• _WORK INSTRUCTIONS_: Go through the data below and copy each line that includes "header".

• _PROVIDED DATA_:
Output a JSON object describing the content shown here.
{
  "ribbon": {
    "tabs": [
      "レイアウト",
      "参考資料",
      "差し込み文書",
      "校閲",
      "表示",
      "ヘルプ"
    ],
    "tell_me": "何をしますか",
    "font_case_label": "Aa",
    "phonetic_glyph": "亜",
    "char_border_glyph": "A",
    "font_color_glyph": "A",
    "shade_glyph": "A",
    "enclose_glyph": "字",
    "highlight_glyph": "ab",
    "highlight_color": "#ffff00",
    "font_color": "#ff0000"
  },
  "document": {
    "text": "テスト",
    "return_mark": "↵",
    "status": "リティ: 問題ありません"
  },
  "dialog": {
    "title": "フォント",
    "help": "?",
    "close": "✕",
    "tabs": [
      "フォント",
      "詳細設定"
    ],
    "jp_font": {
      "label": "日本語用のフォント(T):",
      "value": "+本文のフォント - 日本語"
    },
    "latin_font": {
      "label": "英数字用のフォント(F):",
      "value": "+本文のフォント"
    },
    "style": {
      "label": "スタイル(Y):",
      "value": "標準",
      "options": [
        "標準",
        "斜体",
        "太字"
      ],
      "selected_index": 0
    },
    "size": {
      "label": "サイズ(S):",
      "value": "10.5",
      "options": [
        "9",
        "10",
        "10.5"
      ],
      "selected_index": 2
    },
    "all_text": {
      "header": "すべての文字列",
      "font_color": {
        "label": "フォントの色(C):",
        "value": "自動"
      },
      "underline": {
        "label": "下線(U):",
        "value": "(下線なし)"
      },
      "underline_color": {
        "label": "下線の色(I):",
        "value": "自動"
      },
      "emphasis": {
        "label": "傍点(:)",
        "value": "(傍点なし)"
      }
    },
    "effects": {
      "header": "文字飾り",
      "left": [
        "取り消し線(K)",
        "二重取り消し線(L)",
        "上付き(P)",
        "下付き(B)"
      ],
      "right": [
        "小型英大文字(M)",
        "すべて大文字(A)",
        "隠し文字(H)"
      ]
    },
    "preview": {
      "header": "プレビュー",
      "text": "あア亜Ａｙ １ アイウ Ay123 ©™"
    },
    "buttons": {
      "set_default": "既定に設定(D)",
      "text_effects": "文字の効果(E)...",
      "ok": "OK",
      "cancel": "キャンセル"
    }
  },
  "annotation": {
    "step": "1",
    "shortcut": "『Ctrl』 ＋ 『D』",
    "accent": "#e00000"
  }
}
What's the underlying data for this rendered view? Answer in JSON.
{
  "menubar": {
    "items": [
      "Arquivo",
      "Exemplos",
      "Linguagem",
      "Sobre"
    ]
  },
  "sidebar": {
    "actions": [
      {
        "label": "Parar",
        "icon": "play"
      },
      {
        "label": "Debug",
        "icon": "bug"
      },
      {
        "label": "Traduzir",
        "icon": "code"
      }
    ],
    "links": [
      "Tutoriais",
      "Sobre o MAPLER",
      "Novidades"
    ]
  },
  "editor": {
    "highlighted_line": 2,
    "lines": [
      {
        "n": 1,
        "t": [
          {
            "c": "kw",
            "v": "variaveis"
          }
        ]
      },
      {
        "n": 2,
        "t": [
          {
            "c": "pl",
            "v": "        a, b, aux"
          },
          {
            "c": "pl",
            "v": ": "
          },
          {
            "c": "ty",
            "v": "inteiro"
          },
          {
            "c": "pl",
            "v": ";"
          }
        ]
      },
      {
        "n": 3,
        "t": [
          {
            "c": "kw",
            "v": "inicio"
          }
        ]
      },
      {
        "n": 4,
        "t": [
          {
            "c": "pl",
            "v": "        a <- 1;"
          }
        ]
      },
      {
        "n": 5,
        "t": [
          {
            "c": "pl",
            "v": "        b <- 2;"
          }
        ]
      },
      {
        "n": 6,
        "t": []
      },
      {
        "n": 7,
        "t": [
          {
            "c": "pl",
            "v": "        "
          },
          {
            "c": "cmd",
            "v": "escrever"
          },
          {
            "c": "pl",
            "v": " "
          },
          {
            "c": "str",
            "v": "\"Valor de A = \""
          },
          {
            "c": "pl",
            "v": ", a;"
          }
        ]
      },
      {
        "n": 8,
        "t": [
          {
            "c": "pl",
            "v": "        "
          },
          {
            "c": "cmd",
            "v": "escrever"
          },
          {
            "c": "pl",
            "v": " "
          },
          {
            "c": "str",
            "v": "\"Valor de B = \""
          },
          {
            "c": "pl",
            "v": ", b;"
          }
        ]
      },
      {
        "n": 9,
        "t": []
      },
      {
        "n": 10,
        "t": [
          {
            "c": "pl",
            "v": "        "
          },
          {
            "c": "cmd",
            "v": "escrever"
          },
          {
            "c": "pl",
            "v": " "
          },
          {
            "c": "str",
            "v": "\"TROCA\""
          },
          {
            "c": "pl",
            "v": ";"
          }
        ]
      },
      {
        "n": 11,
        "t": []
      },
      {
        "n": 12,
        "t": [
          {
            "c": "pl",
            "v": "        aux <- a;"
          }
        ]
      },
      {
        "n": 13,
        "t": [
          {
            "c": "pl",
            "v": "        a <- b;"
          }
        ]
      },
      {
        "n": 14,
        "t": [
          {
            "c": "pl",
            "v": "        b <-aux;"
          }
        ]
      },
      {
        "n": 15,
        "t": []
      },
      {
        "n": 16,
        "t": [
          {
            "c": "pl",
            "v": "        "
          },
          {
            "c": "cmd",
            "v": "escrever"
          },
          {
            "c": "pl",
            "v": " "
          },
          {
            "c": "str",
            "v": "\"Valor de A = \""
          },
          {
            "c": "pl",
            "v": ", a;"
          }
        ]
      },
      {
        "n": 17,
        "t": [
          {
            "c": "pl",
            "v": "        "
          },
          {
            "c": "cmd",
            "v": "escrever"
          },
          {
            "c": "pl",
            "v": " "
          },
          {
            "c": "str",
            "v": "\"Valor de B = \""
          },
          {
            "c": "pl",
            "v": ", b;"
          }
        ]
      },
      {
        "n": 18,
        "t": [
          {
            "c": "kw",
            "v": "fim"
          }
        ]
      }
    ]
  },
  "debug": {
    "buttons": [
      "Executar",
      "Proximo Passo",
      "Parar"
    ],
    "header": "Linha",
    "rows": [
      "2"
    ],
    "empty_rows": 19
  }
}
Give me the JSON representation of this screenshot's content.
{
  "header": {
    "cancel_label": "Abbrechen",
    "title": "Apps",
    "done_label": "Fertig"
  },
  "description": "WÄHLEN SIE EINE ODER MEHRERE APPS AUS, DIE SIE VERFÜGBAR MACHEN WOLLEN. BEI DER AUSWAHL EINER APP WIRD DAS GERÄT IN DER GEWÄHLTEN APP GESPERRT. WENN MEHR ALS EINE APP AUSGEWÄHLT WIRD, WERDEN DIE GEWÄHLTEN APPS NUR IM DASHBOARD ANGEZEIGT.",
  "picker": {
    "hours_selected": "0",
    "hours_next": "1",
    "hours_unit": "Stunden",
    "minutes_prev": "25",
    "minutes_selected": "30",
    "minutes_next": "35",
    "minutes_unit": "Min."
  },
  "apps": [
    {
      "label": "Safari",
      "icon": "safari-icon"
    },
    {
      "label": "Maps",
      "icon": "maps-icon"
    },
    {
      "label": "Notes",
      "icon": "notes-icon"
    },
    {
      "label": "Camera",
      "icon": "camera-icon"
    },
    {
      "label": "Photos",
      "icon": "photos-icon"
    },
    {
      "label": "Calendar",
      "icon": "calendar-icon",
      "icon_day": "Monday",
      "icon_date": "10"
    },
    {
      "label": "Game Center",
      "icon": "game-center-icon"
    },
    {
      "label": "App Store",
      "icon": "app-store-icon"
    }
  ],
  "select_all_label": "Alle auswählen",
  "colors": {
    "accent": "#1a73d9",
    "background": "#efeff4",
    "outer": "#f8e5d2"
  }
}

• _SOLVED PROBLEM_:
      "header": "すべての文字列",
      "header": "文字飾り",
      "header": "プレビュー",
    "header": "Linha",
  "header": {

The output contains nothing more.